Stored dataset items:
<<<<
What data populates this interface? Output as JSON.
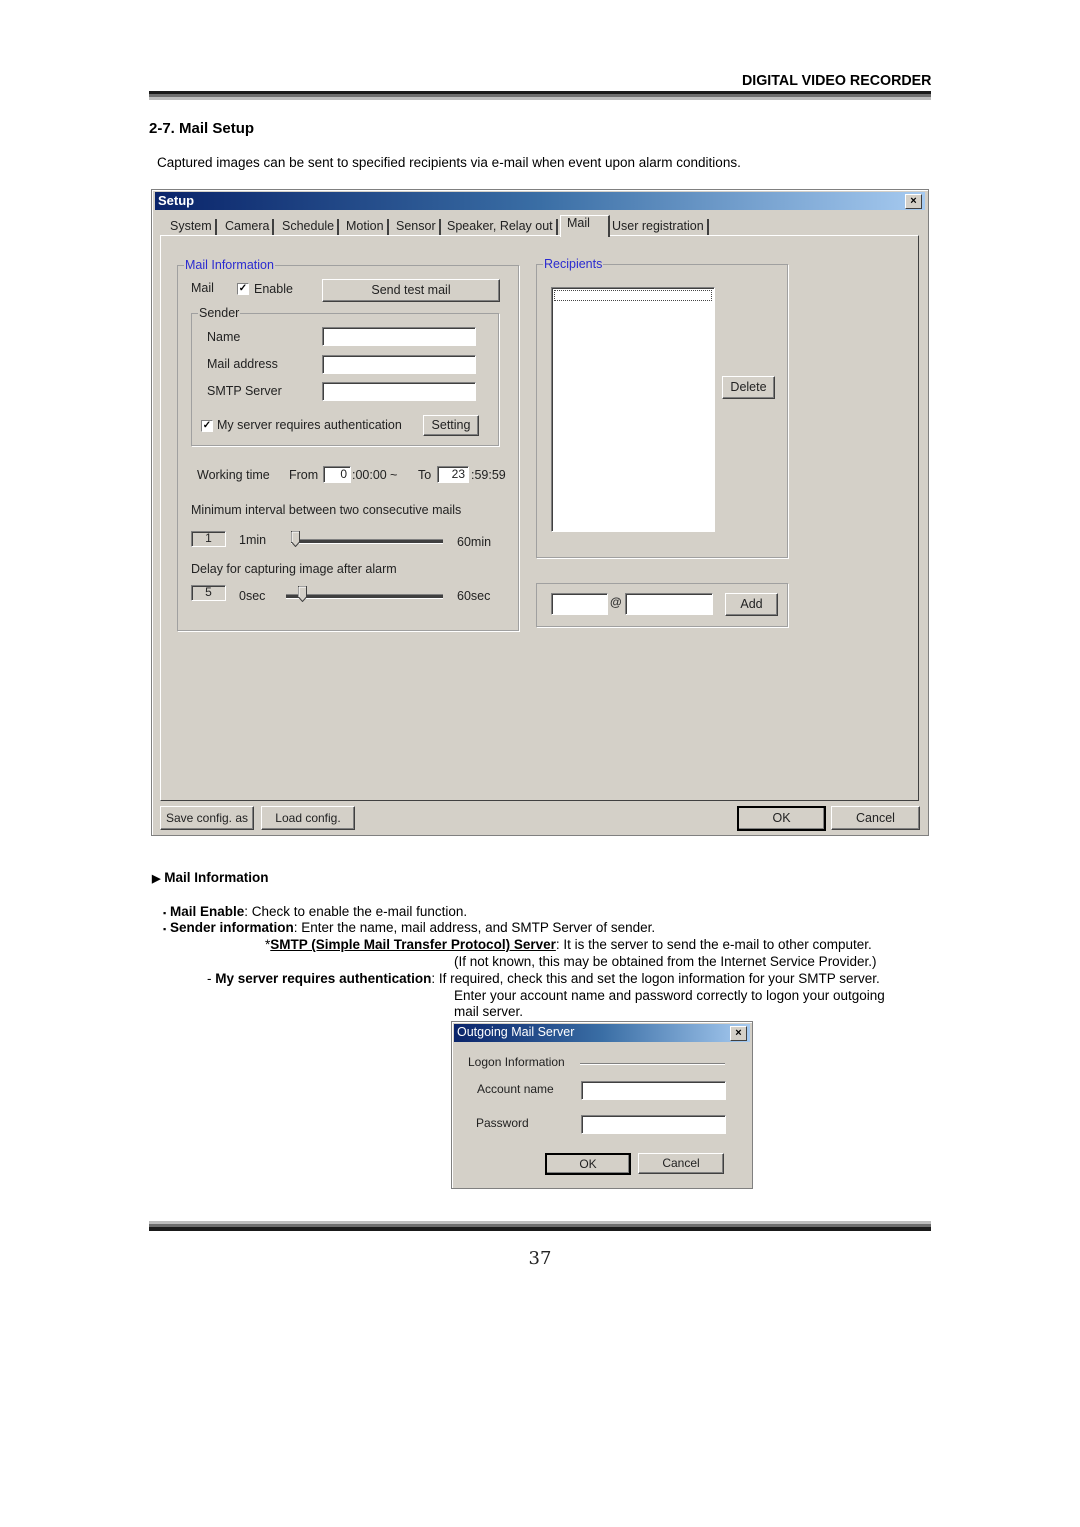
{
  "header": {
    "title": "DIGITAL VIDEO RECORDER",
    "section_title": "2-7. Mail Setup",
    "intro": "Captured images can be sent to specified recipients via e-mail when event upon alarm conditions."
  },
  "setup_window": {
    "title": "Setup",
    "close_glyph": "×",
    "tabs": [
      {
        "label": "System",
        "active": false
      },
      {
        "label": "Camera",
        "active": false
      },
      {
        "label": "Schedule",
        "active": false
      },
      {
        "label": "Motion",
        "active": false
      },
      {
        "label": "Sensor",
        "active": false
      },
      {
        "label": "Speaker, Relay out",
        "active": false
      },
      {
        "label": "Mail",
        "active": true
      },
      {
        "label": "User registration",
        "active": false
      }
    ],
    "mail_information": {
      "group_label": "Mail Information",
      "mail_label": "Mail",
      "enable_label": "Enable",
      "enable_checked": true,
      "check_glyph": "✓",
      "send_test_mail_label": "Send test mail",
      "sender": {
        "group_label": "Sender",
        "name_label": "Name",
        "name_value": "",
        "mail_address_label": "Mail address",
        "mail_address_value": "",
        "smtp_server_label": "SMTP Server",
        "smtp_server_value": "",
        "auth_label": "My server requires authentication",
        "auth_checked": true,
        "setting_label": "Setting"
      },
      "working_time": {
        "label": "Working time",
        "from_label": "From",
        "from_hour": "0",
        "from_suffix": ":00:00",
        "tilde": "~",
        "to_label": "To",
        "to_hour": "23",
        "to_suffix": ":59:59"
      },
      "min_interval": {
        "label": "Minimum interval between two consecutive mails",
        "value": "1",
        "min_label": "1min",
        "max_label": "60min",
        "min": 1,
        "max": 60,
        "current": 1
      },
      "capture_delay": {
        "label": "Delay for capturing image after alarm",
        "value": "5",
        "min_label": "0sec",
        "max_label": "60sec",
        "min": 0,
        "max": 60,
        "current": 5
      }
    },
    "recipients": {
      "group_label": "Recipients",
      "items": [],
      "delete_label": "Delete",
      "user_value": "",
      "at_sign": "@",
      "domain_value": "",
      "add_label": "Add"
    },
    "footer": {
      "save_config_label": "Save config. as",
      "load_config_label": "Load config.",
      "ok_label": "OK",
      "cancel_label": "Cancel"
    }
  },
  "description": {
    "heading_marker": "▶",
    "heading": "Mail Information",
    "items": {
      "mail_enable_bullet": "▪",
      "mail_enable_term": "Mail Enable",
      "mail_enable_text": ": Check to enable the e-mail function.",
      "sender_bullet": "▪",
      "sender_term": "Sender information",
      "sender_text": ": Enter the name, mail address, and SMTP Server of sender.",
      "smtp_star": "*",
      "smtp_term": "SMTP (Simple Mail Transfer Protocol) Server",
      "smtp_text": ": It is the server to send the e-mail to other computer.",
      "smtp_note": "(If not known, this may be obtained from the Internet Service Provider.)",
      "auth_dash": "- ",
      "auth_term": "My server requires authentication",
      "auth_text": ": If required, check this and set the logon information for your SMTP server.",
      "auth_line2": "Enter your account name and password correctly to logon your outgoing",
      "auth_line3": "mail server."
    }
  },
  "outgoing_dialog": {
    "title": "Outgoing Mail Server",
    "close_glyph": "×",
    "logon_label": "Logon Information",
    "account_label": "Account name",
    "account_value": "",
    "password_label": "Password",
    "password_value": "",
    "ok_label": "OK",
    "cancel_label": "Cancel"
  },
  "page_number": "37"
}
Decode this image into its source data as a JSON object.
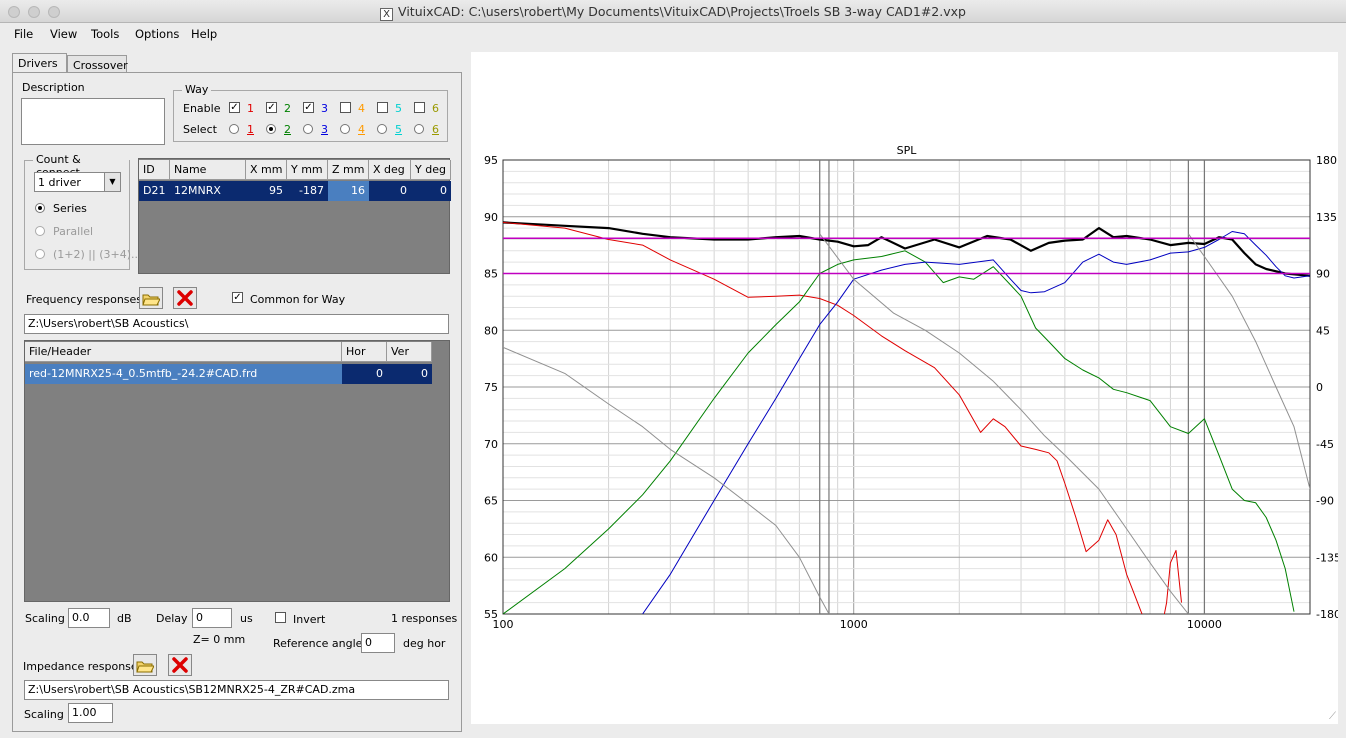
{
  "window": {
    "title": "VituixCAD: C:\\users\\robert\\My Documents\\VituixCAD\\Projects\\Troels SB 3-way CAD1#2.vxp"
  },
  "menu": [
    "File",
    "View",
    "Tools",
    "Options",
    "Help"
  ],
  "tabs": {
    "drivers": "Drivers",
    "crossover": "Crossover"
  },
  "description": {
    "label": "Description",
    "value": ""
  },
  "way": {
    "title": "Way",
    "enable_label": "Enable",
    "select_label": "Select",
    "items": [
      {
        "num": "1",
        "color": "#e00000",
        "enabled": true,
        "selected": false
      },
      {
        "num": "2",
        "color": "#008000",
        "enabled": true,
        "selected": true
      },
      {
        "num": "3",
        "color": "#0000e0",
        "enabled": true,
        "selected": false
      },
      {
        "num": "4",
        "color": "#ff9a00",
        "enabled": false,
        "selected": false
      },
      {
        "num": "5",
        "color": "#00d0d0",
        "enabled": false,
        "selected": false
      },
      {
        "num": "6",
        "color": "#9a9a00",
        "enabled": false,
        "selected": false
      }
    ]
  },
  "count_connect": {
    "title": "Count & connect",
    "driver_select": "1 driver",
    "options": [
      {
        "label": "Series",
        "selected": true,
        "enabled": true
      },
      {
        "label": "Parallel",
        "selected": false,
        "enabled": false
      },
      {
        "label": "(1+2) || (3+4)...",
        "selected": false,
        "enabled": false
      }
    ]
  },
  "driver_table": {
    "headers": [
      "ID",
      "Name",
      "X mm",
      "Y mm",
      "Z mm",
      "X deg",
      "Y deg"
    ],
    "rows": [
      [
        "D21",
        "12MNRX",
        "95",
        "-187",
        "16",
        "0",
        "0"
      ]
    ]
  },
  "freq": {
    "label": "Frequency responses",
    "common_label": "Common for Way",
    "common_checked": true,
    "path": "Z:\\Users\\robert\\SB Acoustics\\",
    "headers": [
      "File/Header",
      "Hor",
      "Ver"
    ],
    "rows": [
      [
        "red-12MNRX25-4_0.5mtfb_-24.2#CAD.frd",
        "0",
        "0"
      ]
    ]
  },
  "scaling": {
    "label": "Scaling",
    "value": "0.0",
    "unit": "dB"
  },
  "delay": {
    "label": "Delay",
    "value": "0",
    "unit": "us",
    "z_label": "Z= 0 mm"
  },
  "invert": {
    "label": "Invert",
    "checked": false
  },
  "responses_count": "1 responses",
  "ref_angle": {
    "label": "Reference angle",
    "value": "0",
    "unit": "deg hor"
  },
  "impedance": {
    "label": "Impedance response",
    "path": "Z:\\Users\\robert\\SB Acoustics\\SB12MNRX25-4_ZR#CAD.zma",
    "scaling_label": "Scaling",
    "scaling_value": "1.00"
  },
  "chart_data": {
    "type": "line",
    "title": "SPL",
    "x_scale": "log",
    "xlim": [
      100,
      20000
    ],
    "ylim": [
      55,
      95
    ],
    "y2lim": [
      -180,
      180
    ],
    "x_ticks": [
      "100",
      "1000",
      "10000"
    ],
    "y_ticks": [
      "95",
      "90",
      "85",
      "80",
      "75",
      "70",
      "65",
      "60",
      "55"
    ],
    "y2_ticks": [
      "180",
      "135",
      "90",
      "45",
      "0",
      "-45",
      "-90",
      "-135",
      "-180"
    ],
    "grid": true,
    "series": [
      {
        "color": "#000000",
        "width": 2.2,
        "x": [
          100,
          150,
          200,
          250,
          300,
          400,
          500,
          600,
          700,
          800,
          900,
          1000,
          1100,
          1200,
          1400,
          1700,
          2000,
          2400,
          2800,
          3200,
          3600,
          4000,
          4500,
          5000,
          5500,
          6000,
          7000,
          8000,
          9000,
          10000,
          11000,
          12000,
          13000,
          14000,
          15000,
          17000,
          20000
        ],
        "y": [
          89.5,
          89.2,
          89,
          88.5,
          88.2,
          88,
          88,
          88.2,
          88.3,
          88,
          87.8,
          87.4,
          87.5,
          88.2,
          87.2,
          88,
          87.3,
          88.3,
          88,
          87,
          87.7,
          87.9,
          88,
          89,
          88.2,
          88.3,
          88.0,
          87.5,
          87.7,
          87.6,
          88.2,
          88,
          86.8,
          85.8,
          85.4,
          85,
          84.8
        ]
      },
      {
        "color": "#e00000",
        "width": 1,
        "x": [
          100,
          150,
          200,
          250,
          300,
          400,
          500,
          600,
          700,
          800,
          900,
          1000,
          1200,
          1400,
          1700,
          2000,
          2300,
          2500,
          2700,
          3000,
          3300,
          3600,
          3800,
          4000,
          4300,
          4600,
          5000,
          5300,
          5600,
          6000,
          6300,
          6600,
          7000,
          7300,
          7600,
          7800,
          8000,
          8300,
          8600
        ],
        "y": [
          89.5,
          89,
          88,
          87.5,
          86.2,
          84.5,
          82.9,
          83,
          83.1,
          82.8,
          82.2,
          81.3,
          79.5,
          78.2,
          76.7,
          74.3,
          71,
          72.2,
          71.5,
          69.8,
          69.5,
          69.2,
          68.5,
          66.5,
          63.5,
          60.5,
          61.5,
          63.3,
          62,
          58.5,
          56.8,
          55.2,
          53.3,
          53,
          54.2,
          56,
          59.5,
          60.6,
          56
        ]
      },
      {
        "color": "#008000",
        "width": 1,
        "x": [
          100,
          150,
          200,
          250,
          300,
          400,
          500,
          600,
          700,
          800,
          900,
          1000,
          1200,
          1400,
          1600,
          1800,
          2000,
          2200,
          2500,
          2800,
          3000,
          3300,
          3600,
          4000,
          4500,
          5000,
          5500,
          6000,
          7000,
          8000,
          9000,
          10000,
          11000,
          12000,
          13000,
          14000,
          15000,
          16000,
          17000,
          18000
        ],
        "y": [
          55,
          59,
          62.5,
          65.5,
          68.5,
          74,
          78,
          80.5,
          82.5,
          85,
          85.8,
          86.2,
          86.5,
          87,
          86,
          84.2,
          84.7,
          84.5,
          85.6,
          84,
          83,
          80.2,
          79,
          77.5,
          76.5,
          75.8,
          74.8,
          74.5,
          73.8,
          71.5,
          70.9,
          72.2,
          69,
          66,
          65,
          64.8,
          63.5,
          61.5,
          59,
          55.2
        ]
      },
      {
        "color": "#0000c0",
        "width": 1,
        "x": [
          250,
          300,
          350,
          400,
          500,
          600,
          700,
          800,
          900,
          1000,
          1200,
          1400,
          1600,
          1800,
          2000,
          2500,
          2800,
          3000,
          3200,
          3500,
          4000,
          4500,
          5000,
          5500,
          6000,
          7000,
          8000,
          9000,
          10000,
          11000,
          12000,
          13000,
          14000,
          15000,
          16000,
          17000,
          18000,
          20000
        ],
        "y": [
          55,
          58.5,
          62,
          65,
          70,
          74,
          77.5,
          80.5,
          82.5,
          84.5,
          85.3,
          85.8,
          86,
          85.9,
          85.8,
          86.2,
          84.5,
          83.5,
          83.3,
          83.4,
          84.2,
          86,
          86.7,
          86,
          85.8,
          86.2,
          86.8,
          86.9,
          87.3,
          88.0,
          88.7,
          88.5,
          87.5,
          86.6,
          85.6,
          84.8,
          84.6,
          84.8
        ]
      },
      {
        "color": "#909090",
        "width": 1,
        "x": [
          100,
          150,
          200,
          250,
          300,
          400,
          500,
          600,
          700,
          800,
          850
        ],
        "y": [
          78.5,
          76.2,
          73.5,
          71.5,
          69.5,
          67,
          64.7,
          62.8,
          60,
          56.5,
          55
        ]
      },
      {
        "color": "#909090",
        "width": 1,
        "x": [
          800,
          1000,
          1300,
          1600,
          2000,
          2500,
          3000,
          3500,
          4000,
          5000,
          6000,
          7000,
          8000,
          9000
        ],
        "y": [
          88.5,
          84.5,
          81.5,
          80,
          78,
          75.5,
          73,
          70.7,
          69,
          66,
          62.5,
          59.5,
          57,
          55
        ]
      },
      {
        "color": "#909090",
        "width": 1,
        "x": [
          9000,
          10000,
          12000,
          14000,
          16000,
          18000,
          20000
        ],
        "y": [
          88.5,
          86.5,
          83,
          79,
          75,
          71.5,
          66
        ]
      },
      {
        "color": "#c000c0",
        "width": 1.5,
        "x": [
          100,
          20000
        ],
        "y": [
          88.1,
          88.1
        ]
      },
      {
        "color": "#c000c0",
        "width": 1.5,
        "x": [
          100,
          20000
        ],
        "y": [
          85,
          85
        ]
      }
    ],
    "vlines": [
      {
        "x": 800,
        "color": "#777777"
      },
      {
        "x": 850,
        "color": "#777777"
      },
      {
        "x": 9000,
        "color": "#777777"
      },
      {
        "x": 10000,
        "color": "#777777"
      }
    ]
  }
}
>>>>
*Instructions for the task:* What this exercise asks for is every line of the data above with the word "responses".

*Output for this exercise:*
    "label": "Frequency responses",
  "responses_count": "1 responses",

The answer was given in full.